So the next question to him was, was he a member of a writing group or organization? I'm a member of both Broad Universe and EPIC, and I've seen the occasional call out in the email and Facebook groups for those writing organizations for a beta reader on a particular genre or topic. There's usually someone willing to give feedback in return for critical comments on their own stories. He decided to check with some of the fan group tables at the convention.
I've even seen the call out on an author's Facebook page for an occasional beta reader or proof reader.
Of course, what do you do once you've found a potential beta reader? If all you get back is “It was good”, then you need to ask detailed questions (and maybe find another beta reader). Jodie Renner had some excellent suggestions recently in “15 Questions for Your Beta Readers”. (She also has some suggestions for finding YA beta readers.) I tend to ask more vague questions like "Did what the character do make sense?"
Take some time to absorb the comments you get back.
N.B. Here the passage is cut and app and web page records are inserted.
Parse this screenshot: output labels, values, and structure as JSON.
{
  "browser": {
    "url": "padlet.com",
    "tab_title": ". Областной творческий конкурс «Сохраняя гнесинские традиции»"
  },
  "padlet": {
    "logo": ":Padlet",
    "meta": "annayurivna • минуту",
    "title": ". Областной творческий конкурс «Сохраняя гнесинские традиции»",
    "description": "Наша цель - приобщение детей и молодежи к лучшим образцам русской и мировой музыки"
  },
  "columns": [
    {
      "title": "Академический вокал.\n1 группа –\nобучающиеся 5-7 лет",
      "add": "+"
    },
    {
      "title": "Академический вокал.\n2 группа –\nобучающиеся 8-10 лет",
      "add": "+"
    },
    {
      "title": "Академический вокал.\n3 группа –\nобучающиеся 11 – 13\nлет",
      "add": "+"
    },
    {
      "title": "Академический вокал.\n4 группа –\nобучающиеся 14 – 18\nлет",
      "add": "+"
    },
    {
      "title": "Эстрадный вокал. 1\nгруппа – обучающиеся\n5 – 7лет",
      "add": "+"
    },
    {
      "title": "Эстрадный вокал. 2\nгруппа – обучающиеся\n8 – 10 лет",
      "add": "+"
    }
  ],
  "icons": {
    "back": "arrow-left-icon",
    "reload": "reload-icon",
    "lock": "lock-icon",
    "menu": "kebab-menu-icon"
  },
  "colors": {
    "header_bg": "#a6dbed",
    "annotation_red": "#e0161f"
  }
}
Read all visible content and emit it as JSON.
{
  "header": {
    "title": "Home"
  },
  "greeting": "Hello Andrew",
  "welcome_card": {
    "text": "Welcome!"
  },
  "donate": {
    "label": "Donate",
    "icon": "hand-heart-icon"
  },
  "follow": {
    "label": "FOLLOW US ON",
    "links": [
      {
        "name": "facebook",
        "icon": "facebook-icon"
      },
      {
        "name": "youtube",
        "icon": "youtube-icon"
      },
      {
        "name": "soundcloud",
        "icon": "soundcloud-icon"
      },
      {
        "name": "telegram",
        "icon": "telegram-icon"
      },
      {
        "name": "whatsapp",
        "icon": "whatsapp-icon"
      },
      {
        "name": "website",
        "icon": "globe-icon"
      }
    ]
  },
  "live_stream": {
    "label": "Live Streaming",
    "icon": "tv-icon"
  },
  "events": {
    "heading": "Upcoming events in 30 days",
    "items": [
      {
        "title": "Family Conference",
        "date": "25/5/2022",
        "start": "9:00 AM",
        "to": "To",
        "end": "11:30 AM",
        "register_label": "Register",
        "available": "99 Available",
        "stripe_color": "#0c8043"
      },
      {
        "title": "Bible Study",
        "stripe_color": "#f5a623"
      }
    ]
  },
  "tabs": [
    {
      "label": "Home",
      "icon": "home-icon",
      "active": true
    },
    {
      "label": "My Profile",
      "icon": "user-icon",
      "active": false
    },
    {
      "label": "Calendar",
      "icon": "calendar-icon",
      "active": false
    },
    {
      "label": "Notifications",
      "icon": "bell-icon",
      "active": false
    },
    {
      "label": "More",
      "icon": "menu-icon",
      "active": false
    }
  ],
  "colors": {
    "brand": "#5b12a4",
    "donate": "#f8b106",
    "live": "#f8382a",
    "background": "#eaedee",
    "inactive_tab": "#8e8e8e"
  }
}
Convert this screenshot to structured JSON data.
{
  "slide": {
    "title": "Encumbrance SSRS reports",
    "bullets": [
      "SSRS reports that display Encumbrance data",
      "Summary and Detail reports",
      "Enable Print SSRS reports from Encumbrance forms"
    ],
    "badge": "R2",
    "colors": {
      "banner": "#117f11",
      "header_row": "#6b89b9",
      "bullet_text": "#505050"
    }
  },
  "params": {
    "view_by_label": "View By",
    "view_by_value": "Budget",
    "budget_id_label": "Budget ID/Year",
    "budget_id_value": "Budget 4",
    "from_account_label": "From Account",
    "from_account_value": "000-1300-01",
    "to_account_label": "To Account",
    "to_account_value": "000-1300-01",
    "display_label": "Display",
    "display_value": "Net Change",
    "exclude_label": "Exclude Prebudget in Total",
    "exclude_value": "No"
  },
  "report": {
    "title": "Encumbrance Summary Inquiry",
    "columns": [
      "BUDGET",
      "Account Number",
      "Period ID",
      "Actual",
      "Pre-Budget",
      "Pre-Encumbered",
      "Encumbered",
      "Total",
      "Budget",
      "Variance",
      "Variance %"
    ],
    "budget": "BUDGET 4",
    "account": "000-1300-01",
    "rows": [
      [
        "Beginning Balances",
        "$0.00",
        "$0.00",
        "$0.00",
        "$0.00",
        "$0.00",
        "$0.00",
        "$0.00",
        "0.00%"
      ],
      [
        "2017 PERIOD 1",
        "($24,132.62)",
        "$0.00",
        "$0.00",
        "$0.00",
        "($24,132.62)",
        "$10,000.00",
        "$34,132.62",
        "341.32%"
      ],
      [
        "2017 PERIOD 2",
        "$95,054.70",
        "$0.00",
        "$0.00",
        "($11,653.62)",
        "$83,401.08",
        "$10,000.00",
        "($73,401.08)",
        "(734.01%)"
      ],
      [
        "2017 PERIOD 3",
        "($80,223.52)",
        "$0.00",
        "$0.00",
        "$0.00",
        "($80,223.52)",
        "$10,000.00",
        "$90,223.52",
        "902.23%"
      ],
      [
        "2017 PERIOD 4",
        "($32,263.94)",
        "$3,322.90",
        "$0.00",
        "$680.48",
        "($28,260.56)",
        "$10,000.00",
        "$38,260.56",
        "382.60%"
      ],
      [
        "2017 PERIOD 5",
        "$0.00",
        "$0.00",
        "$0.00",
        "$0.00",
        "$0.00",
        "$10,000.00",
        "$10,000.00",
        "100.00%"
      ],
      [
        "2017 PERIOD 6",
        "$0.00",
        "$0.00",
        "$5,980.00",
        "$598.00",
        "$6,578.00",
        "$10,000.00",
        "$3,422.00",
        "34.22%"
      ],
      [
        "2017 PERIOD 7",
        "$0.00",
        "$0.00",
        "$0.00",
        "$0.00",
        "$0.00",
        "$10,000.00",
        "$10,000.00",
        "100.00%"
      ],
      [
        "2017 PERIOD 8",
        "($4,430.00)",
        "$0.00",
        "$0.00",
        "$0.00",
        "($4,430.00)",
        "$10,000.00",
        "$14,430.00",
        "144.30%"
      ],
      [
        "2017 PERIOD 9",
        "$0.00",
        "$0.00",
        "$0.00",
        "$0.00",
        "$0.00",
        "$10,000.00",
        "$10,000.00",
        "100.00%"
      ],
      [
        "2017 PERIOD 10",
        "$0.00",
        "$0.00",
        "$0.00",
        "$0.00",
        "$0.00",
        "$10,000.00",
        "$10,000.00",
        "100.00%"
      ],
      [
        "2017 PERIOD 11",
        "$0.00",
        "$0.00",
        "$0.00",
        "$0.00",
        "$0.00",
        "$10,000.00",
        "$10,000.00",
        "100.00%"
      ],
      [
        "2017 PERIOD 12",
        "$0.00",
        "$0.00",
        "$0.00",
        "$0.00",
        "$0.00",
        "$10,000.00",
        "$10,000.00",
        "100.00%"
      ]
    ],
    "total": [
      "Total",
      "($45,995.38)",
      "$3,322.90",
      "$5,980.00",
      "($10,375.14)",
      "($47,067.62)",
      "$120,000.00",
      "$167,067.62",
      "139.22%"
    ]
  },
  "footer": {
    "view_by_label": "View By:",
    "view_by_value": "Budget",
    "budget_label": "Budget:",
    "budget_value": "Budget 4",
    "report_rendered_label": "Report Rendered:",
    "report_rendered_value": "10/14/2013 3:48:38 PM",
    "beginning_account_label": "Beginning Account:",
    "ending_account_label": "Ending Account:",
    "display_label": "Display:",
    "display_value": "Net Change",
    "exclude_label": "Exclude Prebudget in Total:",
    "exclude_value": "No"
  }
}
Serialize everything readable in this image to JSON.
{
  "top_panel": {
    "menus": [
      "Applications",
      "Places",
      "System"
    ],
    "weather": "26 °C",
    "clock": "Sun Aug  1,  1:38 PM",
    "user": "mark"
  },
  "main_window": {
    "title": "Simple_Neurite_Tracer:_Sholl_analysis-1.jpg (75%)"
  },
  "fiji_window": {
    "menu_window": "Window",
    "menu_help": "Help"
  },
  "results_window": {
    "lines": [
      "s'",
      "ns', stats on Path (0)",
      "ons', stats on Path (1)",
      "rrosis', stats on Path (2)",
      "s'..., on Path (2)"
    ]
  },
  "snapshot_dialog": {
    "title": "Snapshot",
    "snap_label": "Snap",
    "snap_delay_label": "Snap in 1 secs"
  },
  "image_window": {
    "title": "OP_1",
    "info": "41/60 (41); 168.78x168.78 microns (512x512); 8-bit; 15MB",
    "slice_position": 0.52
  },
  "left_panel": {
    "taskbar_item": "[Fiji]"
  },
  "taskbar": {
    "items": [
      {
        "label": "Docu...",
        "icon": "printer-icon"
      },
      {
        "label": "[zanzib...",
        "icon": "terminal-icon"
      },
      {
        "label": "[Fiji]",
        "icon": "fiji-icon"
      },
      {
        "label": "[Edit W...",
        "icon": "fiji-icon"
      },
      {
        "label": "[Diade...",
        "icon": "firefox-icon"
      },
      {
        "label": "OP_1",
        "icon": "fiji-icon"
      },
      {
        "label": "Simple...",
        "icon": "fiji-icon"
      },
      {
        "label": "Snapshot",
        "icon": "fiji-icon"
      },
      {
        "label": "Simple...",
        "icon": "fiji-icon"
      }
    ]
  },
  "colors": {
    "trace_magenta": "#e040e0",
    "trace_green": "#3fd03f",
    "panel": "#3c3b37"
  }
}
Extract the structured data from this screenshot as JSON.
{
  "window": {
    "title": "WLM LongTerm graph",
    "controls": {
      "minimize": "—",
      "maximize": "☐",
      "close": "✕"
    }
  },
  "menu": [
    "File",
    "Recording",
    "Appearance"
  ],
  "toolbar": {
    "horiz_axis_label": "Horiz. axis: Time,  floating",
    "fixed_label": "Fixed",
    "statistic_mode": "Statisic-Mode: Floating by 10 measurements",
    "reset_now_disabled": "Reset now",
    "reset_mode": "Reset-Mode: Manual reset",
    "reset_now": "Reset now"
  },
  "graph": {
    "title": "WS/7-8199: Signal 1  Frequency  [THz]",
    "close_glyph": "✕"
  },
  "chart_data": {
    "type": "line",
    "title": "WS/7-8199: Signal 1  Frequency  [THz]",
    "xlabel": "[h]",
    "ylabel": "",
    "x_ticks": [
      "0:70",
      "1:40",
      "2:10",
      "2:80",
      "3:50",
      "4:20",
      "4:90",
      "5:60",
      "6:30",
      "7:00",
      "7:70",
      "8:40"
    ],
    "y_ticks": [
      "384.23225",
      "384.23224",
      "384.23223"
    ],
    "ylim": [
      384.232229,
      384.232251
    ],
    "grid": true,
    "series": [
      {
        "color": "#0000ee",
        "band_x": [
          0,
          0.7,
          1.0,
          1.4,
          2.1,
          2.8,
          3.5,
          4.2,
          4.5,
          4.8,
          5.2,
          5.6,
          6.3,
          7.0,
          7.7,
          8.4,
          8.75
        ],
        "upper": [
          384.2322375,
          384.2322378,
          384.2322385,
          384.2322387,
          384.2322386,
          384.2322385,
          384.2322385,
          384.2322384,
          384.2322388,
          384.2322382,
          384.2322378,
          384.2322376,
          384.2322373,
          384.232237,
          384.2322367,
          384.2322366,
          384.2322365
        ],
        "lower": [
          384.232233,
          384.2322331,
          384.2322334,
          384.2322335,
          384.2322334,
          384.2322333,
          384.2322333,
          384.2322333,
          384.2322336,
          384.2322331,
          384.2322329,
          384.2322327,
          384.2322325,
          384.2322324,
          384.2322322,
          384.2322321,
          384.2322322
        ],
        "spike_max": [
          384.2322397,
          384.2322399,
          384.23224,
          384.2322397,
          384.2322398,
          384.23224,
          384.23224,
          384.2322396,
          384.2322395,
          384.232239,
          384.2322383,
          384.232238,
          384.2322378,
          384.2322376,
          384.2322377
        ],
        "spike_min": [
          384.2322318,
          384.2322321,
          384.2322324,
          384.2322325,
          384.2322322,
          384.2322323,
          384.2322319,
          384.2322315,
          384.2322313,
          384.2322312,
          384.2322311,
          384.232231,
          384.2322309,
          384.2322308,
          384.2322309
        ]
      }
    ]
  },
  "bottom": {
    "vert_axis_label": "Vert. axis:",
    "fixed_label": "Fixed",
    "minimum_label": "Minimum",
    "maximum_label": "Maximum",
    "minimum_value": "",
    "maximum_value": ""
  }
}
Sometimes you can see right away how to revise the story and sometimes you’re not actually ready to accept what you hear.
It also helps to have more than one beta reader. If both readers comment on the same thing, then it definitely needs fixing. You might also have a beta reader who just focuses on the technical details or language rather than the overall story.
How have you found your beta readers? Are you a beta reader for another author?